As you look over the data below, please find each line where the word "game" appears, then copy it.

-- RECORDS TO PROCESS follows --

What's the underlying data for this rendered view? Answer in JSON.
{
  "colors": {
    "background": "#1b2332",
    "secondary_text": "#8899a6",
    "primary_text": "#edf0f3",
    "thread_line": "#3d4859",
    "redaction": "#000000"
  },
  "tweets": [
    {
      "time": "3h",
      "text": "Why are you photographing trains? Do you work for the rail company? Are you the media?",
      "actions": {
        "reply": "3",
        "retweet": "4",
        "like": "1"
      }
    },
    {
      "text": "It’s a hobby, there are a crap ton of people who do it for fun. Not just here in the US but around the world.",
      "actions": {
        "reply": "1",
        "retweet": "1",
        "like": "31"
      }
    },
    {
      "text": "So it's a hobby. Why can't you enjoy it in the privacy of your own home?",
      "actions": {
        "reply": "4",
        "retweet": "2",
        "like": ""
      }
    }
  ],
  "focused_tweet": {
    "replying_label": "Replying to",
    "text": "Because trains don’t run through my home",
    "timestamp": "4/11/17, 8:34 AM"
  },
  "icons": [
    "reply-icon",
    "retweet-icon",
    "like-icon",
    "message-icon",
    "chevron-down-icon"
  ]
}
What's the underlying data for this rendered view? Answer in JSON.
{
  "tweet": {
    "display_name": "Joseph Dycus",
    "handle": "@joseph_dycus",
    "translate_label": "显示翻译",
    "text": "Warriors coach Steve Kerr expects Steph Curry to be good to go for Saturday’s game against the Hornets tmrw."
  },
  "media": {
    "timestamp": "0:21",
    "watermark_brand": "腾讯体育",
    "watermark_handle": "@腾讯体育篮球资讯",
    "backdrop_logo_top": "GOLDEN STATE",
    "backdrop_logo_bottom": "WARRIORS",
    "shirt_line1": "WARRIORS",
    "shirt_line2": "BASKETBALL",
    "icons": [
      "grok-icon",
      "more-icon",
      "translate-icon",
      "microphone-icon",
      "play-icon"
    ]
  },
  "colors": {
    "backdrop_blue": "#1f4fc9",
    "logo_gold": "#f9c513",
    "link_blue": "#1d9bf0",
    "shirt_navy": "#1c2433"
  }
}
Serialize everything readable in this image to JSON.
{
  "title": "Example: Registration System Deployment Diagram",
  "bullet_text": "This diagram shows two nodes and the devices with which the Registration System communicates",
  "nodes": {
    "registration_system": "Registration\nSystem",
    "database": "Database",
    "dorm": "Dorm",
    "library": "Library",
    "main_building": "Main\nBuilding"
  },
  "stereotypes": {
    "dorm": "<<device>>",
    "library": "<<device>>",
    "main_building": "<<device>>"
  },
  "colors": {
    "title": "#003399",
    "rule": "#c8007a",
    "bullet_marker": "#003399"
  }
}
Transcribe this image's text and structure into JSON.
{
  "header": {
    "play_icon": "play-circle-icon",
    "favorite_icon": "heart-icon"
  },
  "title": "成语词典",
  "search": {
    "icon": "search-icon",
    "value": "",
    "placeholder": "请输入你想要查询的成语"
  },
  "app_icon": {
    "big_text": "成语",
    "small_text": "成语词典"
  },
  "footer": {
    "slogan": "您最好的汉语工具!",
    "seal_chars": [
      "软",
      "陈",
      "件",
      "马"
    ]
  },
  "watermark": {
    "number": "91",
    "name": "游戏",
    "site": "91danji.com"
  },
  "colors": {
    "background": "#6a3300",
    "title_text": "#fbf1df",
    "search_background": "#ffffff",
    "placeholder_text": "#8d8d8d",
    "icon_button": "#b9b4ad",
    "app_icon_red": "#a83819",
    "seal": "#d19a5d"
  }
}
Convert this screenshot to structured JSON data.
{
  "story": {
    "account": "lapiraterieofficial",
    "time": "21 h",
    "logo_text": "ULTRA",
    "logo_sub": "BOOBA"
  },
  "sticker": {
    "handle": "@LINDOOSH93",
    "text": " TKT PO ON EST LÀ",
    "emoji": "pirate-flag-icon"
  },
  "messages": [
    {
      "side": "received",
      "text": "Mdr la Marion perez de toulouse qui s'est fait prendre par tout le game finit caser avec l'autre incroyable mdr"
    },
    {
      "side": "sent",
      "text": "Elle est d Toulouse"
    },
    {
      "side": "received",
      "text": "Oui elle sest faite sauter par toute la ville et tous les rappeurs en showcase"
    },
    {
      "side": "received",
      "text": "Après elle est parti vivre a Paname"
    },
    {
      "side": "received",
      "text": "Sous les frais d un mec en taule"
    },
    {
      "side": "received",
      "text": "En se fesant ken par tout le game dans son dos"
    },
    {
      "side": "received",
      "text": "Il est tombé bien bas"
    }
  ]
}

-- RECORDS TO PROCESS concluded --

* _ANSWER AREA_:
    "text": "Warriors coach Steve Kerr expects Steph Curry to be good to go for Saturday’s game against the Hornets tmrw."
      "text": "Mdr la Marion perez de toulouse qui s'est fait prendre par tout le game finit caser avec l'autre incroyable mdr"
      "text": "En se fesant ken par tout le game dans son dos"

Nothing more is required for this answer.